§ **Work to complete**
Only a number is wanted: how many lines in the records below contain "icon"?

§ **Information**

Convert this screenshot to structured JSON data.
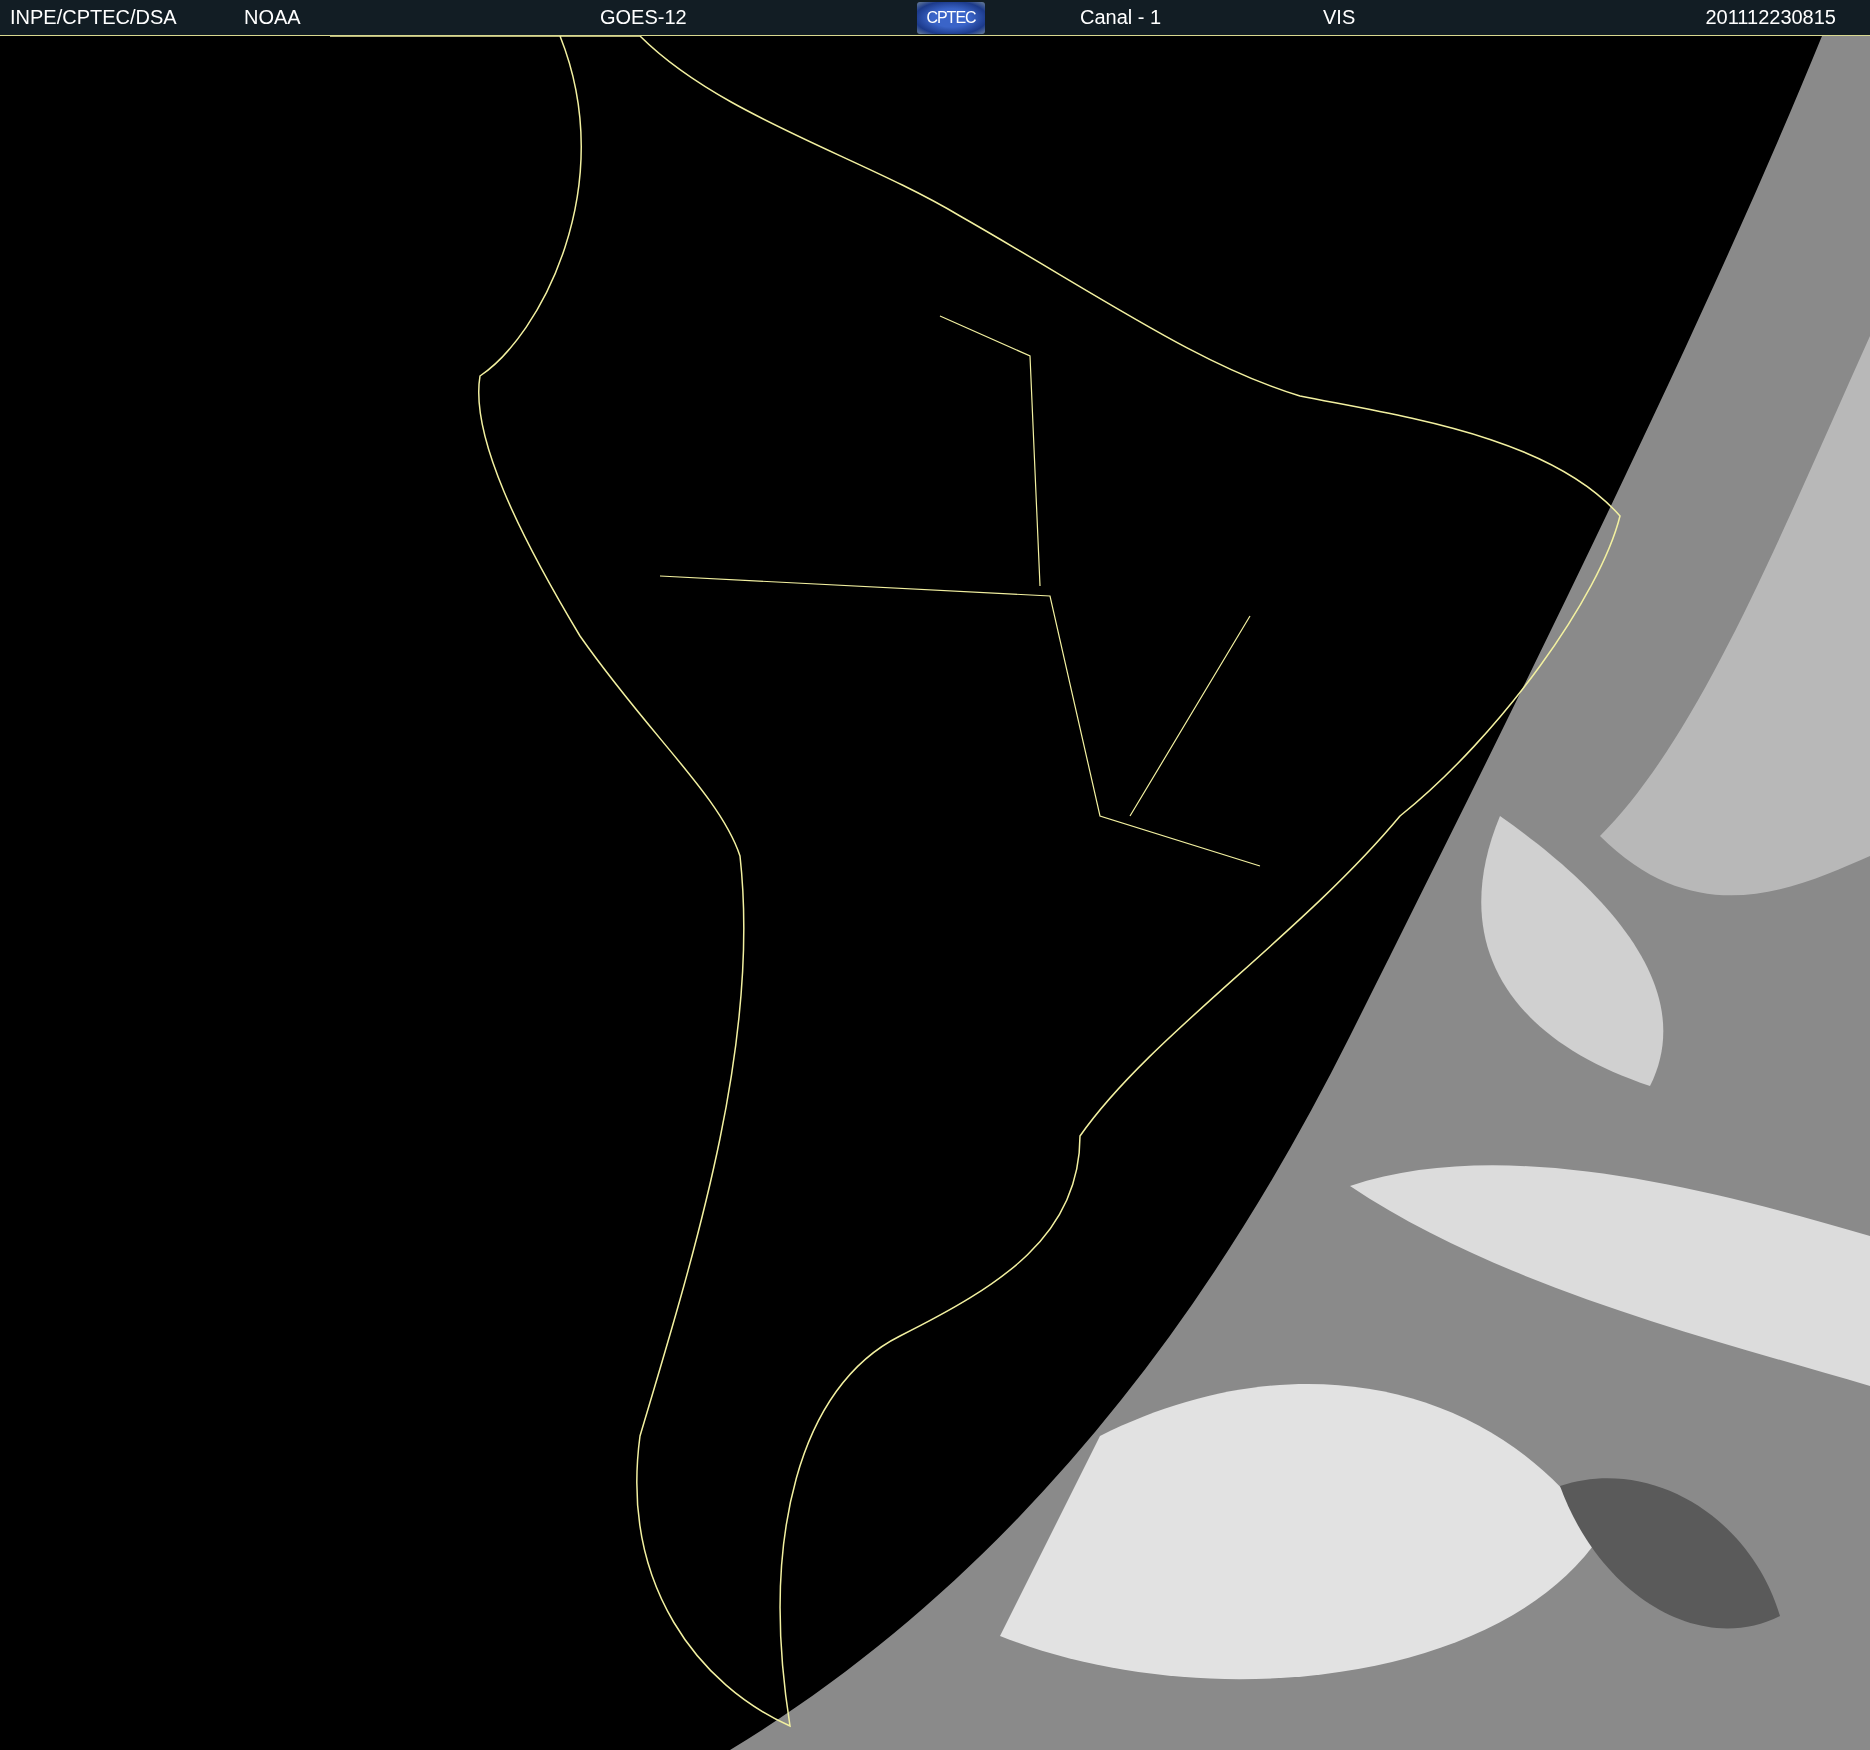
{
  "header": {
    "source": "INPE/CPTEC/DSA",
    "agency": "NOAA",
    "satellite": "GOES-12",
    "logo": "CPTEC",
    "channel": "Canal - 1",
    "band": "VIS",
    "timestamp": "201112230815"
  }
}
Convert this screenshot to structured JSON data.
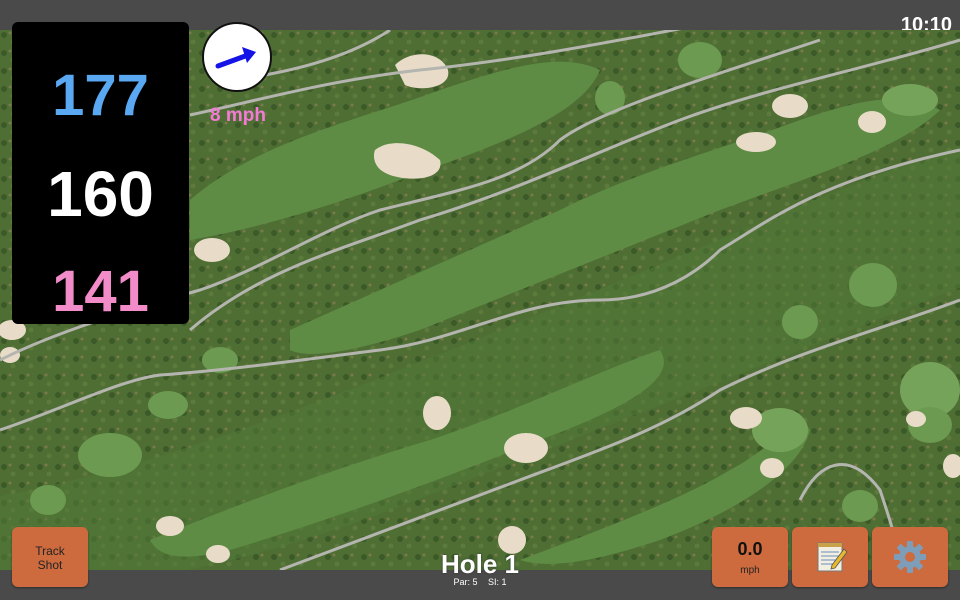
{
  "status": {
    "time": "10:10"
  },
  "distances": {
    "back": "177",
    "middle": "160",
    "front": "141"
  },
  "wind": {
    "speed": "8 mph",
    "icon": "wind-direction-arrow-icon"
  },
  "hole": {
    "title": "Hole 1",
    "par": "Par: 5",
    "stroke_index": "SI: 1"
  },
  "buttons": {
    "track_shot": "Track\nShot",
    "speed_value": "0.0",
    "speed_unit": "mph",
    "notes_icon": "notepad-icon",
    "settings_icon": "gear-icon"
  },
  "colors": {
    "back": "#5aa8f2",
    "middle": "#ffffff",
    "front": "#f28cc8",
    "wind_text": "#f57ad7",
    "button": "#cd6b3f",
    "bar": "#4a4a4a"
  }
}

§ **Exercise result**
3